Give back all of the records underneath exactly, with no omissions.
*** MATERIAL SHOWN ***
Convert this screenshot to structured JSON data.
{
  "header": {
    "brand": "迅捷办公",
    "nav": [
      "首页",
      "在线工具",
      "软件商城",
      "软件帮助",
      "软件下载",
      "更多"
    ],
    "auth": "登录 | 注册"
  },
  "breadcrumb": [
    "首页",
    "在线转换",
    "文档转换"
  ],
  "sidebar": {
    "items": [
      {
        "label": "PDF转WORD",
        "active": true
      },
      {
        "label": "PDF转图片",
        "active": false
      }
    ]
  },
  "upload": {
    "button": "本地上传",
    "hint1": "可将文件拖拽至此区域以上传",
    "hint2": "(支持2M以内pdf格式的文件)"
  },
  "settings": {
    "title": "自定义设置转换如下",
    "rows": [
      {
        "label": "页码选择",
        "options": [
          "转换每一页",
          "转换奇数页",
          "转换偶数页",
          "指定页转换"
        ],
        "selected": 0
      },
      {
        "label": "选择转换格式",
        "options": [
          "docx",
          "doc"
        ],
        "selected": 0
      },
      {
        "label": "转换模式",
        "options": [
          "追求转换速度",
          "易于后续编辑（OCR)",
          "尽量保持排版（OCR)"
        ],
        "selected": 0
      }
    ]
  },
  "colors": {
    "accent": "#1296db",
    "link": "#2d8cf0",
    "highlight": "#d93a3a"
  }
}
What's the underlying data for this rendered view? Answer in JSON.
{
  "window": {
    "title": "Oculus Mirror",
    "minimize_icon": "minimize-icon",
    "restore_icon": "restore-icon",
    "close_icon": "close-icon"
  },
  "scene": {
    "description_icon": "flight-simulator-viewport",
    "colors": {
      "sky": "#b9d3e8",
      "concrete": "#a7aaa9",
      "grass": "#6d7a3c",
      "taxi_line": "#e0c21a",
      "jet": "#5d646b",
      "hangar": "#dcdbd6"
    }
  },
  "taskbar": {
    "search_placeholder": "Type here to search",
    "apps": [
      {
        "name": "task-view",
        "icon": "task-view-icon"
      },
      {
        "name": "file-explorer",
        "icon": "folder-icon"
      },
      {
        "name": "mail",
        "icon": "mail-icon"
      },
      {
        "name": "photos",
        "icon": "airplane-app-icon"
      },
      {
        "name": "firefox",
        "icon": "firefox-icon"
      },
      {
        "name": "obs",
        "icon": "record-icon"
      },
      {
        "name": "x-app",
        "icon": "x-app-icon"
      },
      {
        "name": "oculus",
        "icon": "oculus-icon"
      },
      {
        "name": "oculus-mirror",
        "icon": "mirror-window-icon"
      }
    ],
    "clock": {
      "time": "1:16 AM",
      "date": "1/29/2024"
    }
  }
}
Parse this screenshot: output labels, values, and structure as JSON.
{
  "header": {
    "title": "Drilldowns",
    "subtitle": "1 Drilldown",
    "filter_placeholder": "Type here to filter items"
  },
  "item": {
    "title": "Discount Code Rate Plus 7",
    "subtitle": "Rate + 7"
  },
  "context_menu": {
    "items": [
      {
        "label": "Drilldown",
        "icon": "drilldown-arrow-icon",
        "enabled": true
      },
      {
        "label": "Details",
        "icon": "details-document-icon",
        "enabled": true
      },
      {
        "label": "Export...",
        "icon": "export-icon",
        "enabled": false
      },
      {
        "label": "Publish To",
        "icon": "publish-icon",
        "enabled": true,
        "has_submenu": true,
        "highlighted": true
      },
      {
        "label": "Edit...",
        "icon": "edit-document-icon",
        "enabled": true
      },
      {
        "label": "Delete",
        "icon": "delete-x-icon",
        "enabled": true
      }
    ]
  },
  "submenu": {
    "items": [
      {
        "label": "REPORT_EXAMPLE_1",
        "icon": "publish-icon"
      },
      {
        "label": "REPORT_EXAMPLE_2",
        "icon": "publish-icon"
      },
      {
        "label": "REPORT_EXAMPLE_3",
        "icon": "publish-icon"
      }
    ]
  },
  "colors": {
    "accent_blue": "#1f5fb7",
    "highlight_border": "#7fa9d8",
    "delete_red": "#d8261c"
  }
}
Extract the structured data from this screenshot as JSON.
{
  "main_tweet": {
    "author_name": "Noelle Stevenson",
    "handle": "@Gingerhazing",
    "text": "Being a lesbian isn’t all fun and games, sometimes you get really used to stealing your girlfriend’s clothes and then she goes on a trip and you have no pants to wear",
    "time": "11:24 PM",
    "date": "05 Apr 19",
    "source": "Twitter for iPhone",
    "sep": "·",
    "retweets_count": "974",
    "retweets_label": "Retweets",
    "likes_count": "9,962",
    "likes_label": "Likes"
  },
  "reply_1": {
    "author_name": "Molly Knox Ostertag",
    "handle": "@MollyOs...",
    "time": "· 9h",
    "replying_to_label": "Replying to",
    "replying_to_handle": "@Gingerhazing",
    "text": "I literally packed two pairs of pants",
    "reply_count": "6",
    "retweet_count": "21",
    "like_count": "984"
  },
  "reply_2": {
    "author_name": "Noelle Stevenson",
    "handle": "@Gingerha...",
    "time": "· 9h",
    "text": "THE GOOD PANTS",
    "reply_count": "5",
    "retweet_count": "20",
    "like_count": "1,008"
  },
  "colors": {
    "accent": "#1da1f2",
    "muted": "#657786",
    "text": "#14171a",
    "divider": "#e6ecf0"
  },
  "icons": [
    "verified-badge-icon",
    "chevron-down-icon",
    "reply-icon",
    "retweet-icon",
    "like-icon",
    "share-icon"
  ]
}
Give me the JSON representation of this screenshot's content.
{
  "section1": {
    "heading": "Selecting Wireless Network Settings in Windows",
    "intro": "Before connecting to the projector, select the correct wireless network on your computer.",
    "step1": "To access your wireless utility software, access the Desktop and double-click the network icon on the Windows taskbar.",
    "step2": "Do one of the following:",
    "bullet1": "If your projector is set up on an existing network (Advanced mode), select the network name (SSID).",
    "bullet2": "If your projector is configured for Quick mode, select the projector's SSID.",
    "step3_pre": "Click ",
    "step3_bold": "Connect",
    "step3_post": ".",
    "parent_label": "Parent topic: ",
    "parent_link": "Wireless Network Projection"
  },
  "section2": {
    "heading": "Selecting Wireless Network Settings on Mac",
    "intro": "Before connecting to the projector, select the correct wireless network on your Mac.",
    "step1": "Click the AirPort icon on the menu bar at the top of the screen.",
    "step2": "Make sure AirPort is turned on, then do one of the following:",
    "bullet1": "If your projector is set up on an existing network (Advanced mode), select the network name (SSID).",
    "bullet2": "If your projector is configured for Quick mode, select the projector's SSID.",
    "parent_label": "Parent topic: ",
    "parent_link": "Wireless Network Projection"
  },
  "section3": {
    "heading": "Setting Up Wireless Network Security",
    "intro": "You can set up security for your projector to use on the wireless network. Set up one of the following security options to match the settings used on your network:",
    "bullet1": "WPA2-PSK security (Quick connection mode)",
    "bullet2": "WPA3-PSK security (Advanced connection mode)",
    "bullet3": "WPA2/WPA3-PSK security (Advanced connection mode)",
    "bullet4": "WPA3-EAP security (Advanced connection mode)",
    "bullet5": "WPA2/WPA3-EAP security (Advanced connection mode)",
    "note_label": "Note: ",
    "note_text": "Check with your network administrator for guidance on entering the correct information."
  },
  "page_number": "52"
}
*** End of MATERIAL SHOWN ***
* _WORKED SOLUTION_
Convert this screenshot to structured JSON data.
{
  "header": {
    "brand": "迅捷办公",
    "nav": [
      "首页",
      "在线工具",
      "软件商城",
      "软件帮助",
      "软件下载",
      "更多"
    ],
    "auth": "登录 | 注册"
  },
  "breadcrumb": [
    "首页",
    "在线转换",
    "文档转换"
  ],
  "sidebar": {
    "items": [
      {
        "label": "PDF转WORD",
        "active": true
      },
      {
        "label": "PDF转图片",
        "active": false
      }
    ]
  },
  "upload": {
    "button": "本地上传",
    "hint1": "可将文件拖拽至此区域以上传",
    "hint2": "(支持2M以内pdf格式的文件)"
  },
  "settings": {
    "title": "自定义设置转换如下",
    "rows": [
      {
        "label": "页码选择",
        "options": [
          "转换每一页",
          "转换奇数页",
          "转换偶数页",
          "指定页转换"
        ],
        "selected": 0
      },
      {
        "label": "选择转换格式",
        "options": [
          "docx",
          "doc"
        ],
        "selected": 0
      },
      {
        "label": "转换模式",
        "options": [
          "追求转换速度",
          "易于后续编辑（OCR)",
          "尽量保持排版（OCR)"
        ],
        "selected": 0
      }
    ]
  },
  "colors": {
    "accent": "#1296db",
    "link": "#2d8cf0",
    "highlight": "#d93a3a"
  }
}
What's the underlying data for this rendered view? Answer in JSON.
{
  "window": {
    "title": "Oculus Mirror",
    "minimize_icon": "minimize-icon",
    "restore_icon": "restore-icon",
    "close_icon": "close-icon"
  },
  "scene": {
    "description_icon": "flight-simulator-viewport",
    "colors": {
      "sky": "#b9d3e8",
      "concrete": "#a7aaa9",
      "grass": "#6d7a3c",
      "taxi_line": "#e0c21a",
      "jet": "#5d646b",
      "hangar": "#dcdbd6"
    }
  },
  "taskbar": {
    "search_placeholder": "Type here to search",
    "apps": [
      {
        "name": "task-view",
        "icon": "task-view-icon"
      },
      {
        "name": "file-explorer",
        "icon": "folder-icon"
      },
      {
        "name": "mail",
        "icon": "mail-icon"
      },
      {
        "name": "photos",
        "icon": "airplane-app-icon"
      },
      {
        "name": "firefox",
        "icon": "firefox-icon"
      },
      {
        "name": "obs",
        "icon": "record-icon"
      },
      {
        "name": "x-app",
        "icon": "x-app-icon"
      },
      {
        "name": "oculus",
        "icon": "oculus-icon"
      },
      {
        "name": "oculus-mirror",
        "icon": "mirror-window-icon"
      }
    ],
    "clock": {
      "time": "1:16 AM",
      "date": "1/29/2024"
    }
  }
}
Parse this screenshot: output labels, values, and structure as JSON.
{
  "header": {
    "title": "Drilldowns",
    "subtitle": "1 Drilldown",
    "filter_placeholder": "Type here to filter items"
  },
  "item": {
    "title": "Discount Code Rate Plus 7",
    "subtitle": "Rate + 7"
  },
  "context_menu": {
    "items": [
      {
        "label": "Drilldown",
        "icon": "drilldown-arrow-icon",
        "enabled": true
      },
      {
        "label": "Details",
        "icon": "details-document-icon",
        "enabled": true
      },
      {
        "label": "Export...",
        "icon": "export-icon",
        "enabled": false
      },
      {
        "label": "Publish To",
        "icon": "publish-icon",
        "enabled": true,
        "has_submenu": true,
        "highlighted": true
      },
      {
        "label": "Edit...",
        "icon": "edit-document-icon",
        "enabled": true
      },
      {
        "label": "Delete",
        "icon": "delete-x-icon",
        "enabled": true
      }
    ]
  },
  "submenu": {
    "items": [
      {
        "label": "REPORT_EXAMPLE_1",
        "icon": "publish-icon"
      },
      {
        "label": "REPORT_EXAMPLE_2",
        "icon": "publish-icon"
      },
      {
        "label": "REPORT_EXAMPLE_3",
        "icon": "publish-icon"
      }
    ]
  },
  "colors": {
    "accent_blue": "#1f5fb7",
    "highlight_border": "#7fa9d8",
    "delete_red": "#d8261c"
  }
}
Extract the structured data from this screenshot as JSON.
{
  "main_tweet": {
    "author_name": "Noelle Stevenson",
    "handle": "@Gingerhazing",
    "text": "Being a lesbian isn’t all fun and games, sometimes you get really used to stealing your girlfriend’s clothes and then she goes on a trip and you have no pants to wear",
    "time": "11:24 PM",
    "date": "05 Apr 19",
    "source": "Twitter for iPhone",
    "sep": "·",
    "retweets_count": "974",
    "retweets_label": "Retweets",
    "likes_count": "9,962",
    "likes_label": "Likes"
  },
  "reply_1": {
    "author_name": "Molly Knox Ostertag",
    "handle": "@MollyOs...",
    "time": "· 9h",
    "replying_to_label": "Replying to",
    "replying_to_handle": "@Gingerhazing",
    "text": "I literally packed two pairs of pants",
    "reply_count": "6",
    "retweet_count": "21",
    "like_count": "984"
  },
  "reply_2": {
    "author_name": "Noelle Stevenson",
    "handle": "@Gingerha...",
    "time": "· 9h",
    "text": "THE GOOD PANTS",
    "reply_count": "5",
    "retweet_count": "20",
    "like_count": "1,008"
  },
  "colors": {
    "accent": "#1da1f2",
    "muted": "#657786",
    "text": "#14171a",
    "divider": "#e6ecf0"
  },
  "icons": [
    "verified-badge-icon",
    "chevron-down-icon",
    "reply-icon",
    "retweet-icon",
    "like-icon",
    "share-icon"
  ]
}
Give me the JSON representation of this screenshot's content.
{
  "section1": {
    "heading": "Selecting Wireless Network Settings in Windows",
    "intro": "Before connecting to the projector, select the correct wireless network on your computer.",
    "step1": "To access your wireless utility software, access the Desktop and double-click the network icon on the Windows taskbar.",
    "step2": "Do one of the following:",
    "bullet1": "If your projector is set up on an existing network (Advanced mode), select the network name (SSID).",
    "bullet2": "If your projector is configured for Quick mode, select the projector's SSID.",
    "step3_pre": "Click ",
    "step3_bold": "Connect",
    "step3_post": ".",
    "parent_label": "Parent topic: ",
    "parent_link": "Wireless Network Projection"
  },
  "section2": {
    "heading": "Selecting Wireless Network Settings on Mac",
    "intro": "Before connecting to the projector, select the correct wireless network on your Mac.",
    "step1": "Click the AirPort icon on the menu bar at the top of the screen.",
    "step2": "Make sure AirPort is turned on, then do one of the following:",
    "bullet1": "If your projector is set up on an existing network (Advanced mode), select the network name (SSID).",
    "bullet2": "If your projector is configured for Quick mode, select the projector's SSID.",
    "parent_label": "Parent topic: ",
    "parent_link": "Wireless Network Projection"
  },
  "section3": {
    "heading": "Setting Up Wireless Network Security",
    "intro": "You can set up security for your projector to use on the wireless network. Set up one of the following security options to match the settings used on your network:",
    "bullet1": "WPA2-PSK security (Quick connection mode)",
    "bullet2": "WPA3-PSK security (Advanced connection mode)",
    "bullet3": "WPA2/WPA3-PSK security (Advanced connection mode)",
    "bullet4": "WPA3-EAP security (Advanced connection mode)",
    "bullet5": "WPA2/WPA3-EAP security (Advanced connection mode)",
    "note_label": "Note: ",
    "note_text": "Check with your network administrator for guidance on entering the correct information."
  },
  "page_number": "52"
}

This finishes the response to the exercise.